Aylmer is the philosopher and that is why he always thinks the things should be just perfect. I feel that the author must have kept this point in consideration while explaining his dislike about her mark. In my opinion, the philosophers are always in a try to get the things to be in the truly natural way. The author thinks that a husband would always find something bad in her wife even if all others think that the woman is so beautiful. The way he
He shows his inability of desiring or loving her by constantly mocking, affronting and neglecting Emila. However, she seems to love lago kindly with a passionate devotion, thus she is desperate to gratify him and accommodate his wishes. Her sole aspiration is to impress and please him. "Heaven knows, not I; I nothing but to please his fantasy." she said as she theif on Desdemona’s handkerchief.
Perrault’s version of Cinderella’s ending is happier and includes forgiveness. Although the step sisters were cruel and treated Cinderella horribly she forgave them in the end and even found good husbands for them, and they all lived happily ever after. You can see from this that this story is intended to teach a moral lesson of forgiveness and kindness like I explained above. In Perrault’s version you can be terrible and unpleasant but you will be forgiven because that’s part of life. The Grimm brothers however have a different point of view on that matter.
To many people this personality would not come off as appealing, but Gatsby had fallen in love with Daisy, her uncaring personality had not bothered him, it was just something she could use to help herself get ahead in life. Like her husband Tom, they both cared about what was best for themselves. And poor Gatsby may have never mattered to Daisy at all. Thought of in harsh ways, “She’s a woman of ‘Vicious emptiness’ of ‘Criminal Amorality,’ a ‘destroyer’ and ‘femme redeemer.’” (The Problem With The
A wicked person wouldn’t feel the slightest guilt for something wrong they have done, yet Lady Macbeth felt culpability that lead her to her downfall. To begin, the relationship between Lady Macbeth and Macbeth was a strong, loving, equally based relationship. She was devoted and loyal to him until her unfaithful day. After Macbeth was told the prophecies, he immediately sent a letter to his wife, calling her his dearest partner. This shows how Macbeth treats her as an equal and was truly in love with her.

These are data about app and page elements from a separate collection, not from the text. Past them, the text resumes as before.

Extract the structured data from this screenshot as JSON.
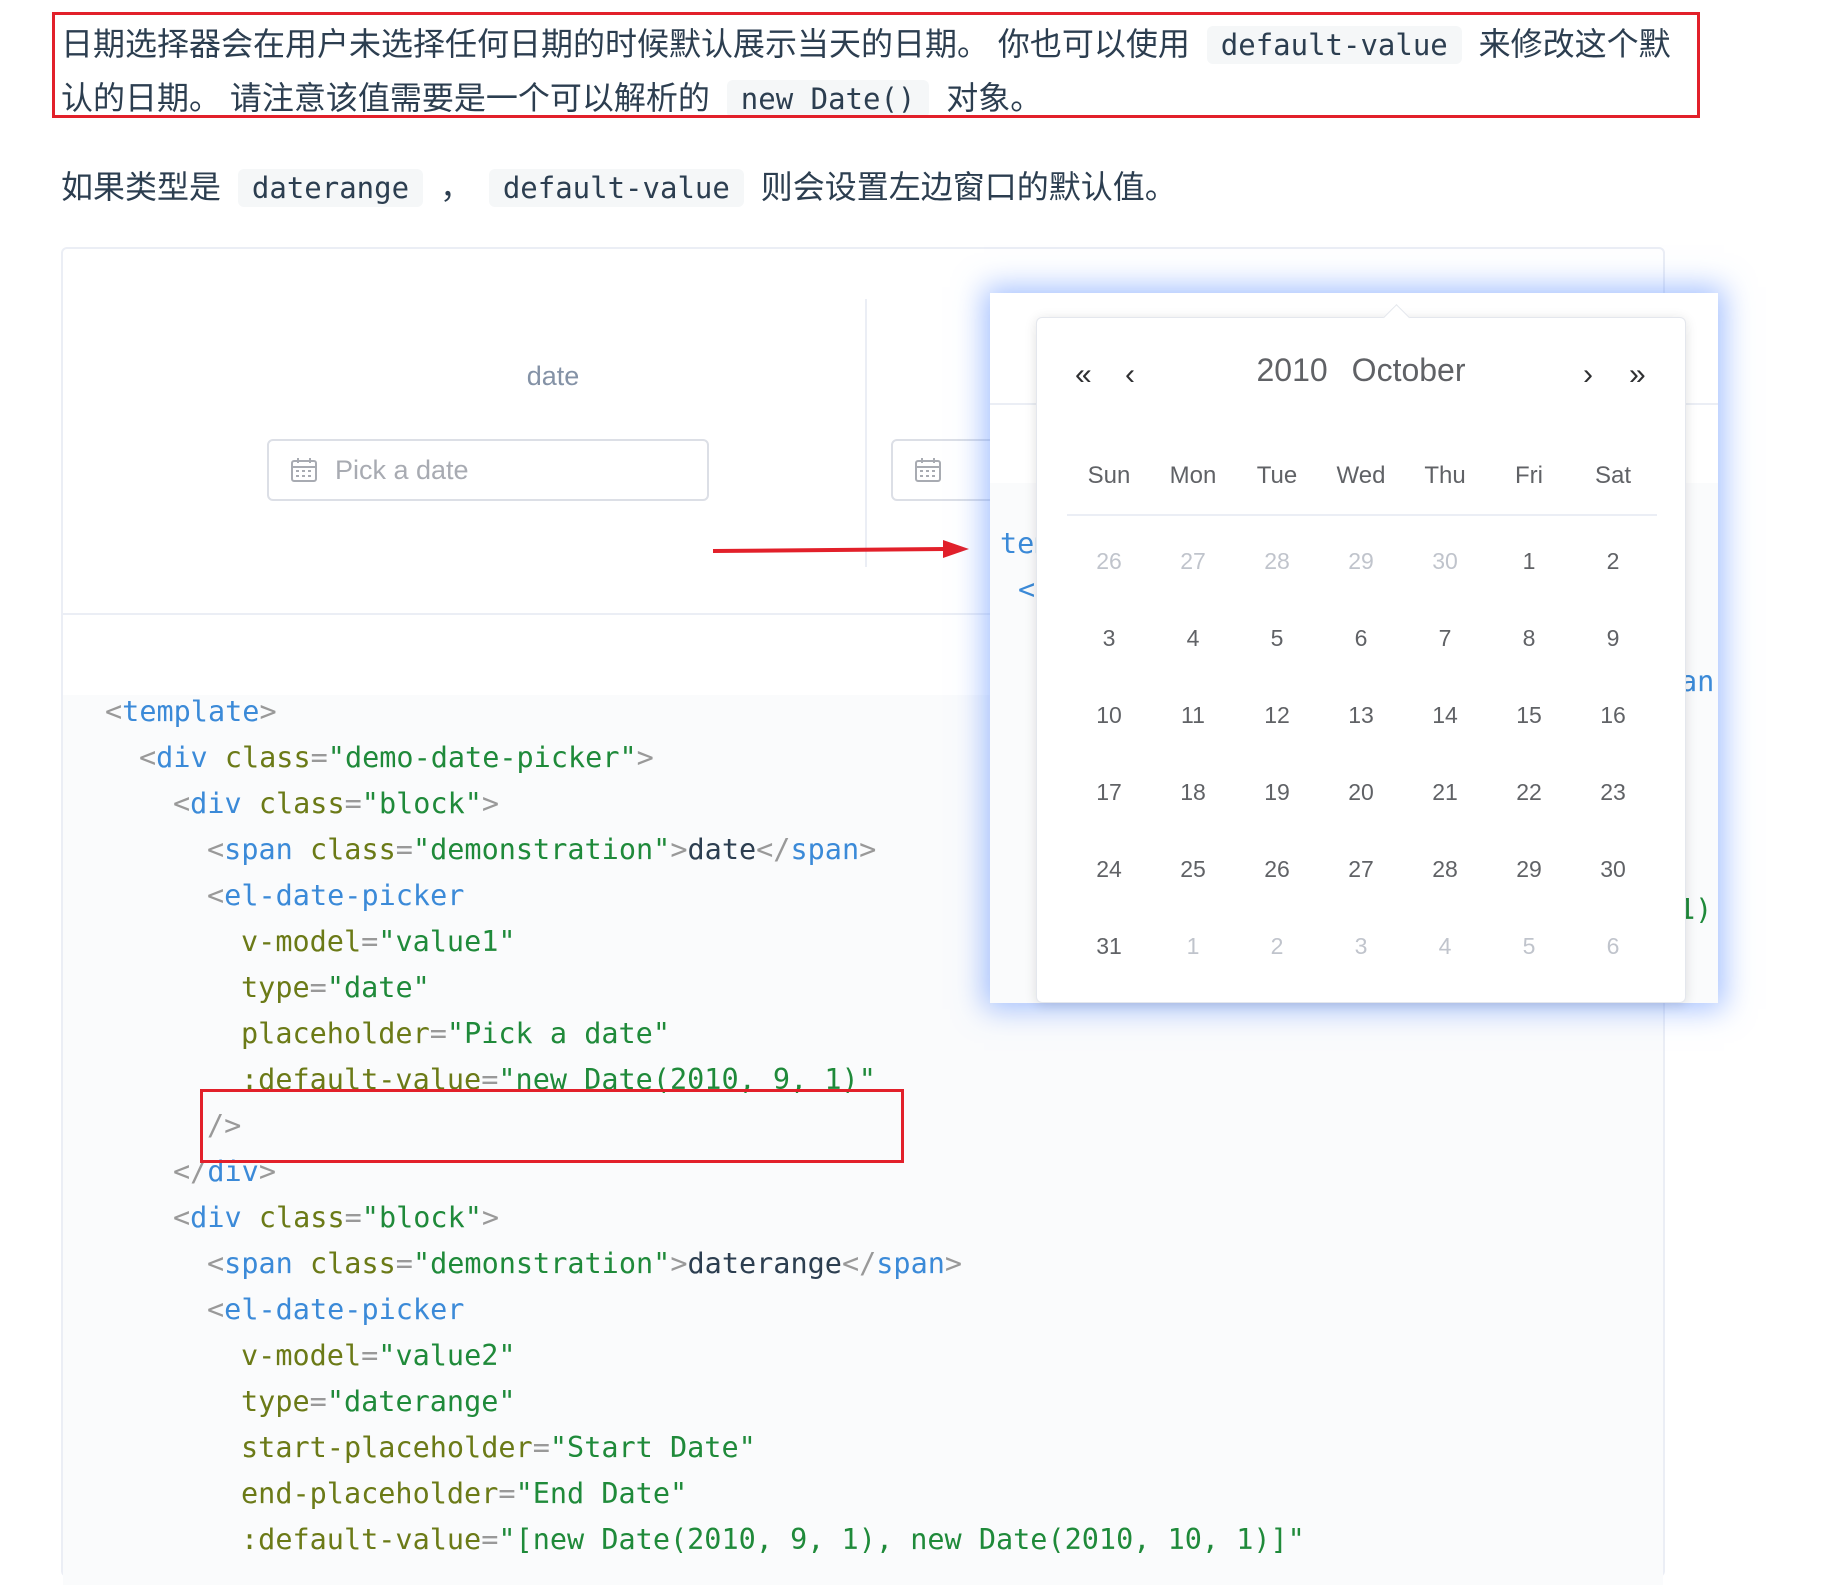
{
  "doc": {
    "p1_a": "日期选择器会在用户未选择任何日期的时候默认展示当天的日期。 你也可以使用",
    "p1_code1": "default-value",
    "p1_b": "来修改这个默认的日期。 请注意该值需要是一个可以解析的",
    "p1_code2": "new Date()",
    "p1_c": "对象。",
    "p2_a": "如果类型是",
    "p2_code1": "daterange",
    "p2_sep": "，",
    "p2_code2": "default-value",
    "p2_b": "则会设置左边窗口的默认值。"
  },
  "demo": {
    "label": "date",
    "placeholder": "Pick a date"
  },
  "code_frags": {
    "tem": "tem",
    "lt_c": "<c",
    "an": "an",
    "one_paren": "1)"
  },
  "code": {
    "l1_open": "<",
    "l1_tag": "template",
    "l1_close": ">",
    "l2_open": "<",
    "l2_tag": "div",
    "l2_attr": " class",
    "l2_eq": "=",
    "l2_val": "\"demo-date-picker\"",
    "l2_close": ">",
    "l3_open": "<",
    "l3_tag": "div",
    "l3_attr": " class",
    "l3_eq": "=",
    "l3_val": "\"block\"",
    "l3_close": ">",
    "l4_open": "<",
    "l4_tag": "span",
    "l4_attr": " class",
    "l4_eq": "=",
    "l4_val": "\"demonstration\"",
    "l4_gt": ">",
    "l4_text": "date",
    "l4_end_open": "</",
    "l4_end_tag": "span",
    "l4_end_close": ">",
    "l5_open": "<",
    "l5_tag": "el-date-picker",
    "l6_attr": "v-model",
    "l6_eq": "=",
    "l6_val": "\"value1\"",
    "l7_attr": "type",
    "l7_eq": "=",
    "l7_val": "\"date\"",
    "l8_attr": "placeholder",
    "l8_eq": "=",
    "l8_val": "\"Pick a date\"",
    "l9_attr": ":default-value",
    "l9_eq": "=",
    "l9_val": "\"new Date(2010, 9, 1)\"",
    "l10": "/>",
    "l11_open": "</",
    "l11_tag": "div",
    "l11_close": ">",
    "l12_open": "<",
    "l12_tag": "div",
    "l12_attr": " class",
    "l12_eq": "=",
    "l12_val": "\"block\"",
    "l12_close": ">",
    "l13_open": "<",
    "l13_tag": "span",
    "l13_attr": " class",
    "l13_eq": "=",
    "l13_val": "\"demonstration\"",
    "l13_gt": ">",
    "l13_text": "daterange",
    "l13_end_open": "</",
    "l13_end_tag": "span",
    "l13_end_close": ">",
    "l14_open": "<",
    "l14_tag": "el-date-picker",
    "l15_attr": "v-model",
    "l15_eq": "=",
    "l15_val": "\"value2\"",
    "l16_attr": "type",
    "l16_eq": "=",
    "l16_val": "\"daterange\"",
    "l17_attr": "start-placeholder",
    "l17_eq": "=",
    "l17_val": "\"Start Date\"",
    "l18_attr": "end-placeholder",
    "l18_eq": "=",
    "l18_val": "\"End Date\"",
    "l19_attr": ":default-value",
    "l19_eq": "=",
    "l19_val": "\"[new Date(2010, 9, 1), new Date(2010, 10, 1)]\""
  },
  "picker": {
    "year": "2010",
    "month": "October",
    "prev_year": "«",
    "prev_month": "‹",
    "next_month": "›",
    "next_year": "»",
    "weekdays": [
      "Sun",
      "Mon",
      "Tue",
      "Wed",
      "Thu",
      "Fri",
      "Sat"
    ],
    "weeks": [
      [
        "26",
        "27",
        "28",
        "29",
        "30",
        "1",
        "2"
      ],
      [
        "3",
        "4",
        "5",
        "6",
        "7",
        "8",
        "9"
      ],
      [
        "10",
        "11",
        "12",
        "13",
        "14",
        "15",
        "16"
      ],
      [
        "17",
        "18",
        "19",
        "20",
        "21",
        "22",
        "23"
      ],
      [
        "24",
        "25",
        "26",
        "27",
        "28",
        "29",
        "30"
      ],
      [
        "31",
        "1",
        "2",
        "3",
        "4",
        "5",
        "6"
      ]
    ],
    "muted": [
      [
        true,
        true,
        true,
        true,
        true,
        false,
        false
      ],
      [
        false,
        false,
        false,
        false,
        false,
        false,
        false
      ],
      [
        false,
        false,
        false,
        false,
        false,
        false,
        false
      ],
      [
        false,
        false,
        false,
        false,
        false,
        false,
        false
      ],
      [
        false,
        false,
        false,
        false,
        false,
        false,
        false
      ],
      [
        false,
        true,
        true,
        true,
        true,
        true,
        true
      ]
    ]
  },
  "colors": {
    "highlight_box": "#e2202a",
    "arrow": "#e2202a",
    "overlay_glow": "#5a8cff"
  }
}
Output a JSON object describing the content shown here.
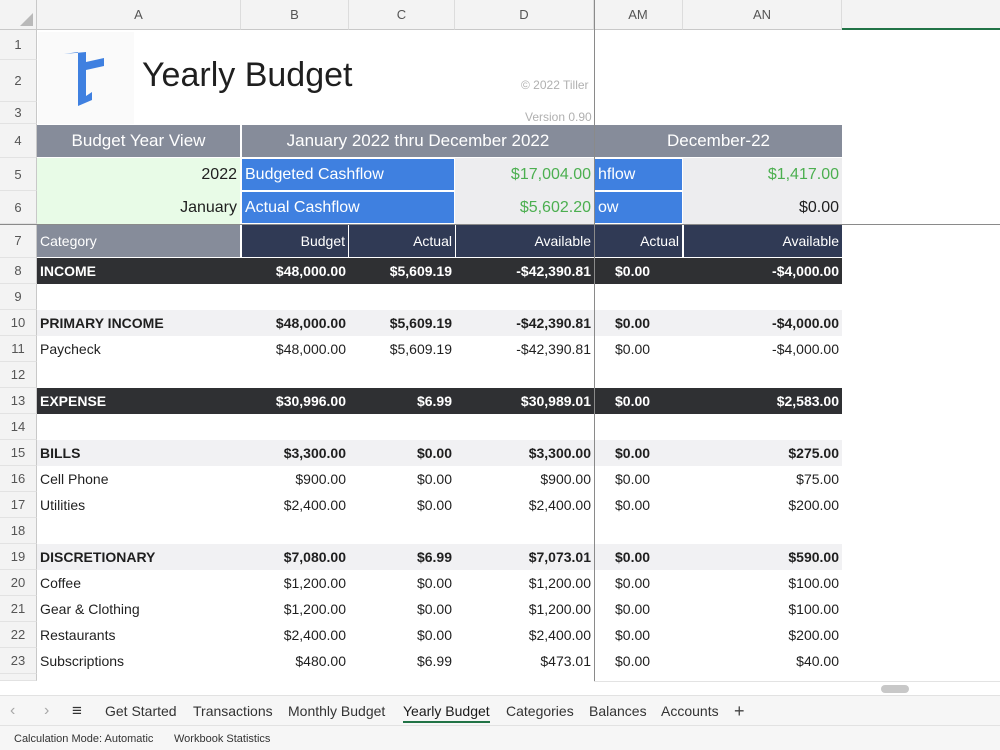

Jekyll and Mr. Hyde" by Robert Louis Stevenson, one wonders if it is two seperate people. One good and the other evil, like twins perhaps, "that man is not truly one, but truly two" (Stevenson, Chapter 10) . As the reader continues, one learns that they are indeed the same person. Throughout the chapters, hints are given such as "he was dressed in clothes far too large for him, clothes of the doctor's bigness" (Stevenson, Chapter 8). It isn't until the last chapter that it is discovered that they are the same person.
Although Helena had a strong Philia love for Hermia she betrayed her by telling Demetrius their plans to elope. Helena thought that by betraying her friend, Demetrius he would once again love, but this was sadly not the case. When Hermia address her friend as “fair”, we see Helena agitated and responds by telling her, “Call you me fair? That fair again unsay, Demetrius loves your fair, O happy fair” (1.1.181-182). Helena’s angry comments at her friend show time and again how romantic love is stronger than friendship
Courtly love suggests that jealousy strengthens relationships and equates to love. Alison did not feel more for her partner but instead wanted to get away from his overbearing attitude. John however truly loves his wife, “Alas, my wife! And shall she drown? Alas, my Alison” (The Miller’s Tale 414-145).
Similar to Revolutionary Road, wife and husband’s different notions of self-fulfilment and dealing with a disappointing daily life contribute to severe problems in their relationship. American Beauty, however, does not emphasise the inability to compensate for a failed marriage between two partners who have forgotten how to love each other, but rather highlights the relationship between Carolyn, materialistic values and her blind urge to ensure an social power. Lester himself states, “Our marriage is just for show. A commercial for how normal we are; when we are anything but” (American Beauty). Carolyn does her best to keep up appreances according to her idol, Buddy ‘local-real-estate’ King’s principle “In order to be successful, one must project an image of success.
Besides the obvious factor that they have a different genders Oedipus and Antigone are not as similar as the chorus says. Unlike her father Antigone is not blinded by what is right in front of her; an article says "She is always aware of the glory of her deed and dies for love in the largest sense of the word, but her concurrent awareness of her youth and her loss of earthly love humanize her. This reveals that Antigone is unlike her father, but it also reveals that Antigone cares deeply about her family and doing that is right. Antigone is also more self-aware then her father, she knows her position and what she wants she makes it clear that being a women is not an obstacle for who she is and what she wants to